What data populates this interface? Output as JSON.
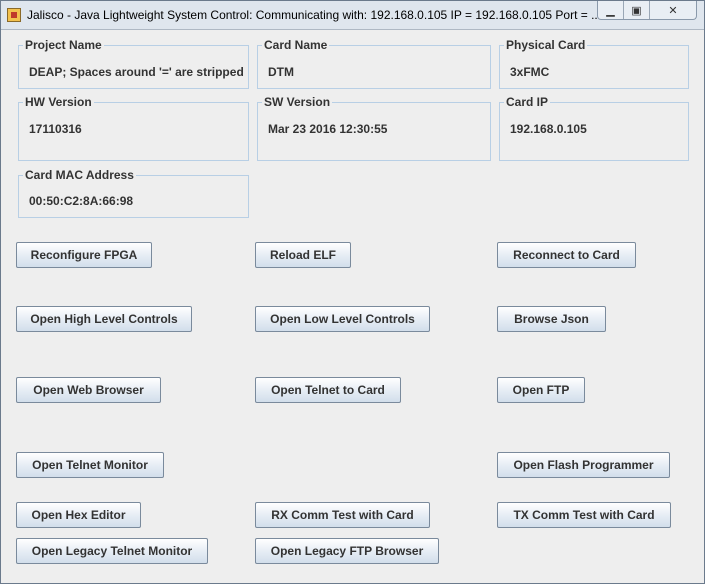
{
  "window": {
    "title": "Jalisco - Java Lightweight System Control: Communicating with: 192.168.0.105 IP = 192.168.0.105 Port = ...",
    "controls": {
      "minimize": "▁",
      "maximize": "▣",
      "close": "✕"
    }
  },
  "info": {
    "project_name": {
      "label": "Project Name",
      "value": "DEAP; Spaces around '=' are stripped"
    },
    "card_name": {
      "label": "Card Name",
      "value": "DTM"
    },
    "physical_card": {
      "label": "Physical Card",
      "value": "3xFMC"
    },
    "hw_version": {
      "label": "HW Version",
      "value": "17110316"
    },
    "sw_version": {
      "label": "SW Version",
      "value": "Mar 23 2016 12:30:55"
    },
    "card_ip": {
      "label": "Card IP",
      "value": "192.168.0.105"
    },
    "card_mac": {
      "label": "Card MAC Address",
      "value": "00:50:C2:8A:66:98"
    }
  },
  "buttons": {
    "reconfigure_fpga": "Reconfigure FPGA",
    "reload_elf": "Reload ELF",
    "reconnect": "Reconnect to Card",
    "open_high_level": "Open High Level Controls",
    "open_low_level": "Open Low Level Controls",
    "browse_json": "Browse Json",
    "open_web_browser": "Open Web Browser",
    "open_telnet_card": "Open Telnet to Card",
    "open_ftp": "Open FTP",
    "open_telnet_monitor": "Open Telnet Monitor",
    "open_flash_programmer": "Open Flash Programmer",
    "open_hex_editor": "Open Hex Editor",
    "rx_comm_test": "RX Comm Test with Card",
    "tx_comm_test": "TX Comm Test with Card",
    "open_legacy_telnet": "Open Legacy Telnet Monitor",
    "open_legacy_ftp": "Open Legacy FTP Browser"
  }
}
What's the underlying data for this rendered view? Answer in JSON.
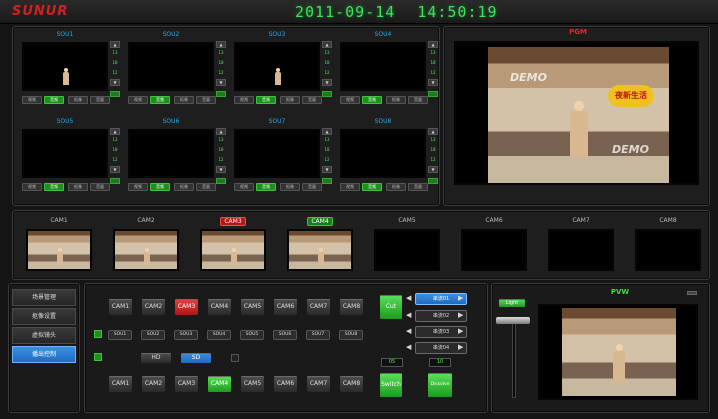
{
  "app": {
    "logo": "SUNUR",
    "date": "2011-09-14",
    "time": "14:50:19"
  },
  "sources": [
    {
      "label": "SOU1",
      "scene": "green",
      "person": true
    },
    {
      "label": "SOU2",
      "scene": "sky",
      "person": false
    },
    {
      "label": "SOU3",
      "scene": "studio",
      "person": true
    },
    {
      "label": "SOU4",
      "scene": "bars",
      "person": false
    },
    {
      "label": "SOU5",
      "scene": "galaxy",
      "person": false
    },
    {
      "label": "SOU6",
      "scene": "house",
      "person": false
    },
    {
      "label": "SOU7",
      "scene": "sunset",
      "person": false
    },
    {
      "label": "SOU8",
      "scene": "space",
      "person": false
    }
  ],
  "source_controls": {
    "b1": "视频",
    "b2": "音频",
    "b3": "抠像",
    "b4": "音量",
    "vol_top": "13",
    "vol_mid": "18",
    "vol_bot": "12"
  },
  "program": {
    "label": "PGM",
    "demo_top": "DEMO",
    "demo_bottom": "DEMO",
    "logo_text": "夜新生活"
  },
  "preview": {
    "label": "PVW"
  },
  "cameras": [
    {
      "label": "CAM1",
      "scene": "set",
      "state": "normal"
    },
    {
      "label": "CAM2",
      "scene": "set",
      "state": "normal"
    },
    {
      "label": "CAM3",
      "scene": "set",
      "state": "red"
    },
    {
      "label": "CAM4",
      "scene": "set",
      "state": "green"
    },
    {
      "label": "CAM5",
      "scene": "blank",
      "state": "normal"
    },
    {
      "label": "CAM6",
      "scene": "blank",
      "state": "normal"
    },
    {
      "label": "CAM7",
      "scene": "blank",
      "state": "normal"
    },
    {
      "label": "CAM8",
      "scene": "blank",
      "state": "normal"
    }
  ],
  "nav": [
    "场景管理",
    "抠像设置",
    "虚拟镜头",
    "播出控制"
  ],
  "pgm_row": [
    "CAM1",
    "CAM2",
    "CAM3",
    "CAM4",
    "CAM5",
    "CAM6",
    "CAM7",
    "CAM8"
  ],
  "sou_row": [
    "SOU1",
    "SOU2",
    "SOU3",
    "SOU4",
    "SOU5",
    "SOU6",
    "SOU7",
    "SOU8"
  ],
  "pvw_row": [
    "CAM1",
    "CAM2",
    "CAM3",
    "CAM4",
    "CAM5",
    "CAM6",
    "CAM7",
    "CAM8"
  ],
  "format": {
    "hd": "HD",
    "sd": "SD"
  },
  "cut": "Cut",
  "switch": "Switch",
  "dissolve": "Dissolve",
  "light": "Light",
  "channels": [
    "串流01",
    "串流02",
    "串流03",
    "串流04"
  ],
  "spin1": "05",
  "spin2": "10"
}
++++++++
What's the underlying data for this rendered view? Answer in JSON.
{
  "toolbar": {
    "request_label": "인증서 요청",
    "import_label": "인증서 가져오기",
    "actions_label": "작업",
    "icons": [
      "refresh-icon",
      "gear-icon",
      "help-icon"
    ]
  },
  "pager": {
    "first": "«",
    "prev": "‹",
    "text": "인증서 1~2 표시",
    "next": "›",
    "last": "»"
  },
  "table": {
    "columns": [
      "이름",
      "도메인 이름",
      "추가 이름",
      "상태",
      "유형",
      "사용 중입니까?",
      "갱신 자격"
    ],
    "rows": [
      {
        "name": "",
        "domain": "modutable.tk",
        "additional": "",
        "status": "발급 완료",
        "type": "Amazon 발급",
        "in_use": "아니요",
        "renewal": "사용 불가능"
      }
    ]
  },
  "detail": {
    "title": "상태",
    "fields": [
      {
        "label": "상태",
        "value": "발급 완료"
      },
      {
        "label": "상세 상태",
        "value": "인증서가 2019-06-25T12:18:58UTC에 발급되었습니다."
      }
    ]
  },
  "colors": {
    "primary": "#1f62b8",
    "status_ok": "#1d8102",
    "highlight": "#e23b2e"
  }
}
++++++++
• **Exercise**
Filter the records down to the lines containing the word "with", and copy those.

• **Written answer**
    "title": "Jalisco - Java Lightweight System Control: Communicating with: 192.168.0.105 IP = 192.168.0.105 Port = ...",
    "rx_comm_test": "RX Comm Test with Card",
    "tx_comm_test": "TX Comm Test with Card",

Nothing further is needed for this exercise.